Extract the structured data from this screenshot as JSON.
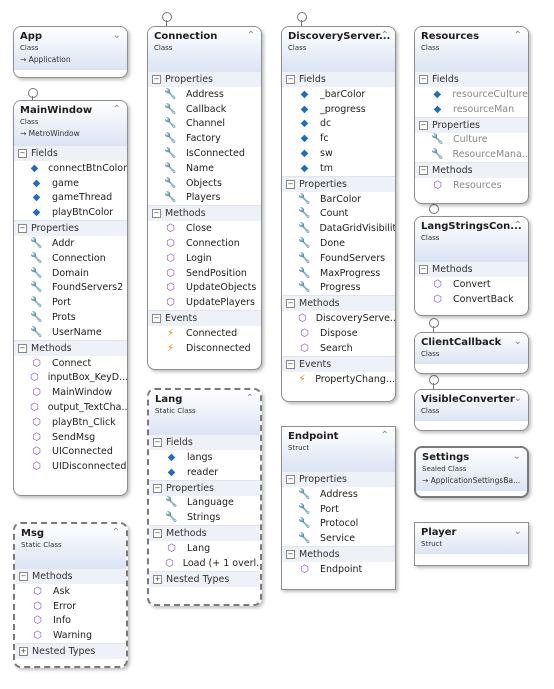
{
  "types": {
    "app": {
      "name": "App",
      "kind": "Class",
      "base": "→ Application",
      "toggle": "⌄"
    },
    "mainwindow": {
      "name": "MainWindow",
      "kind": "Class",
      "base": "→ MetroWindow",
      "toggle": "⌃",
      "fields": [
        "connectBtnColor",
        "game",
        "gameThread",
        "playBtnColor"
      ],
      "properties": [
        "Addr",
        "Connection",
        "Domain",
        "FoundServers2",
        "Port",
        "Prots",
        "UserName"
      ],
      "methods": [
        "Connect",
        "inputBox_KeyD...",
        "MainWindow",
        "output_TextCha...",
        "playBtn_Click",
        "SendMsg",
        "UIConnected",
        "UIDisconnected"
      ]
    },
    "msg": {
      "name": "Msg",
      "kind": "Static Class",
      "toggle": "⌃",
      "methods": [
        "Ask",
        "Error",
        "Info",
        "Warning"
      ]
    },
    "connection": {
      "name": "Connection",
      "kind": "Class",
      "toggle": "⌃",
      "properties": [
        "Address",
        "Callback",
        "Channel",
        "Factory",
        "IsConnected",
        "Name",
        "Objects",
        "Players"
      ],
      "methods": [
        "Close",
        "Connection",
        "Login",
        "SendPosition",
        "UpdateObjects",
        "UpdatePlayers"
      ],
      "events": [
        "Connected",
        "Disconnected"
      ]
    },
    "lang": {
      "name": "Lang",
      "kind": "Static Class",
      "toggle": "⌃",
      "fields": [
        "langs",
        "reader"
      ],
      "properties": [
        "Language",
        "Strings"
      ],
      "methods": [
        "Lang",
        "Load (+ 1 overl..."
      ]
    },
    "discovery": {
      "name": "DiscoveryServer...",
      "kind": "Class",
      "toggle": "⌃",
      "fields": [
        "_barColor",
        "_progress",
        "dc",
        "fc",
        "sw",
        "tm"
      ],
      "properties": [
        "BarColor",
        "Count",
        "DataGridVisibility",
        "Done",
        "FoundServers",
        "MaxProgress",
        "Progress"
      ],
      "methods": [
        "DiscoveryServe...",
        "Dispose",
        "Search"
      ],
      "events": [
        "PropertyChang..."
      ]
    },
    "endpoint": {
      "name": "Endpoint",
      "kind": "Struct",
      "toggle": "⌃",
      "properties": [
        "Address",
        "Port",
        "Protocol",
        "Service"
      ],
      "methods": [
        "Endpoint"
      ]
    },
    "resources": {
      "name": "Resources",
      "kind": "Class",
      "toggle": "⌃",
      "fields": [
        "resourceCulture",
        "resourceMan"
      ],
      "properties": [
        "Culture",
        "ResourceMana..."
      ],
      "methods": [
        "Resources"
      ]
    },
    "langstrings": {
      "name": "LangStringsCon...",
      "kind": "Class",
      "toggle": "⌃",
      "methods": [
        "Convert",
        "ConvertBack"
      ]
    },
    "clientcallback": {
      "name": "ClientCallback",
      "kind": "Class",
      "toggle": "⌄"
    },
    "visibleconverter": {
      "name": "VisibleConverter",
      "kind": "Class",
      "toggle": "⌄"
    },
    "settings": {
      "name": "Settings",
      "kind": "Sealed Class",
      "base": "→ ApplicationSettingsBa...",
      "toggle": "⌄"
    },
    "player": {
      "name": "Player",
      "kind": "Struct",
      "toggle": "⌄"
    }
  },
  "sections": {
    "fields": "Fields",
    "properties": "Properties",
    "methods": "Methods",
    "events": "Events",
    "nested": "Nested Types"
  },
  "icons": {
    "field": "field-icon",
    "property": "wrench-property-icon",
    "method": "method-cube-icon",
    "event": "lightning-event-icon"
  }
}
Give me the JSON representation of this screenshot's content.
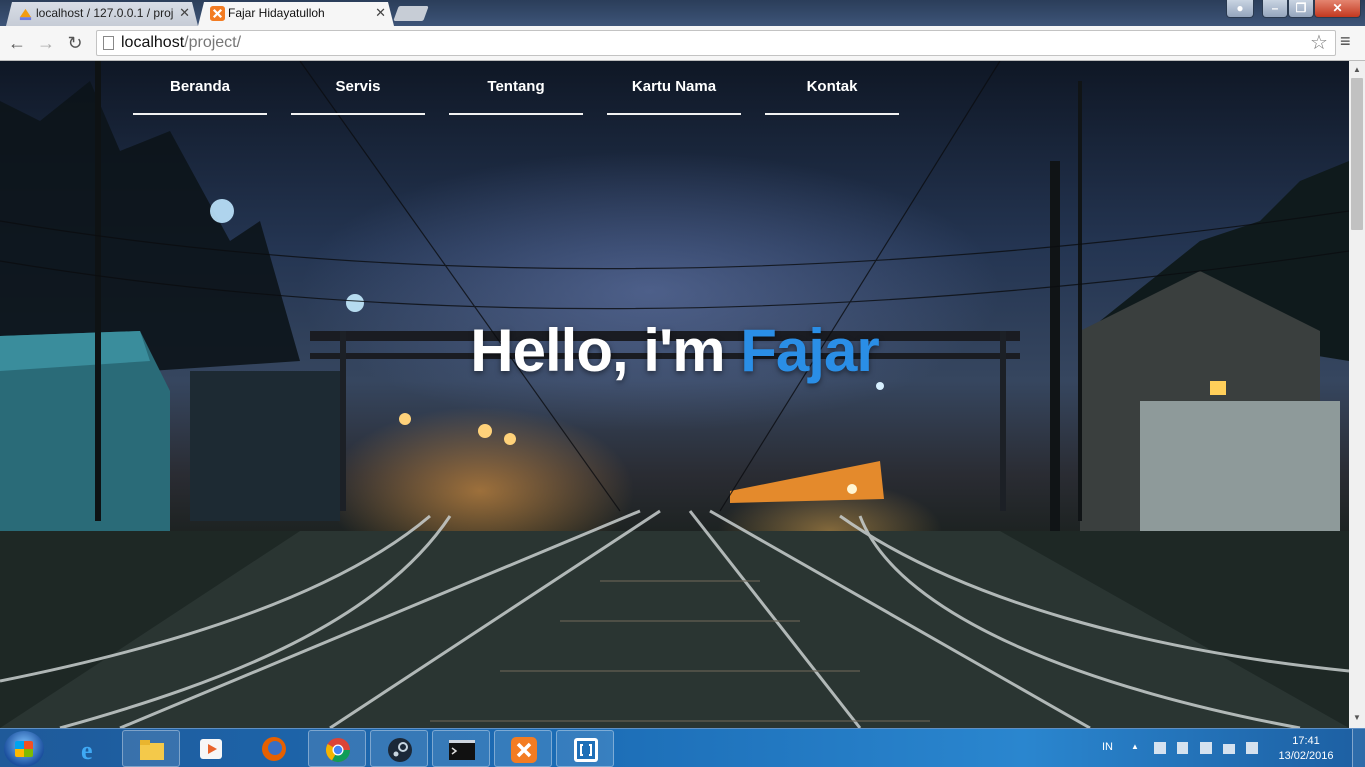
{
  "browser": {
    "tabs": [
      {
        "title": "localhost / 127.0.0.1 / proj",
        "active": false
      },
      {
        "title": "Fajar Hidayatulloh",
        "active": true
      }
    ],
    "url_host": "localhost",
    "url_path": "/project/"
  },
  "page": {
    "nav": [
      "Beranda",
      "Servis",
      "Tentang",
      "Kartu Nama",
      "Kontak"
    ],
    "hero_prefix": "Hello, i'm ",
    "hero_name": "Fajar",
    "accent_color": "#2a8ee6"
  },
  "taskbar": {
    "apps": [
      "ie-icon",
      "file-explorer-icon",
      "media-player-icon",
      "firefox-icon",
      "chrome-icon",
      "steam-icon",
      "cmd-icon",
      "xampp-icon",
      "brackets-icon"
    ],
    "language": "IN",
    "time": "17:41",
    "date": "13/02/2016"
  }
}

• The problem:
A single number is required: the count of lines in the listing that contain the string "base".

• Output for this task:
3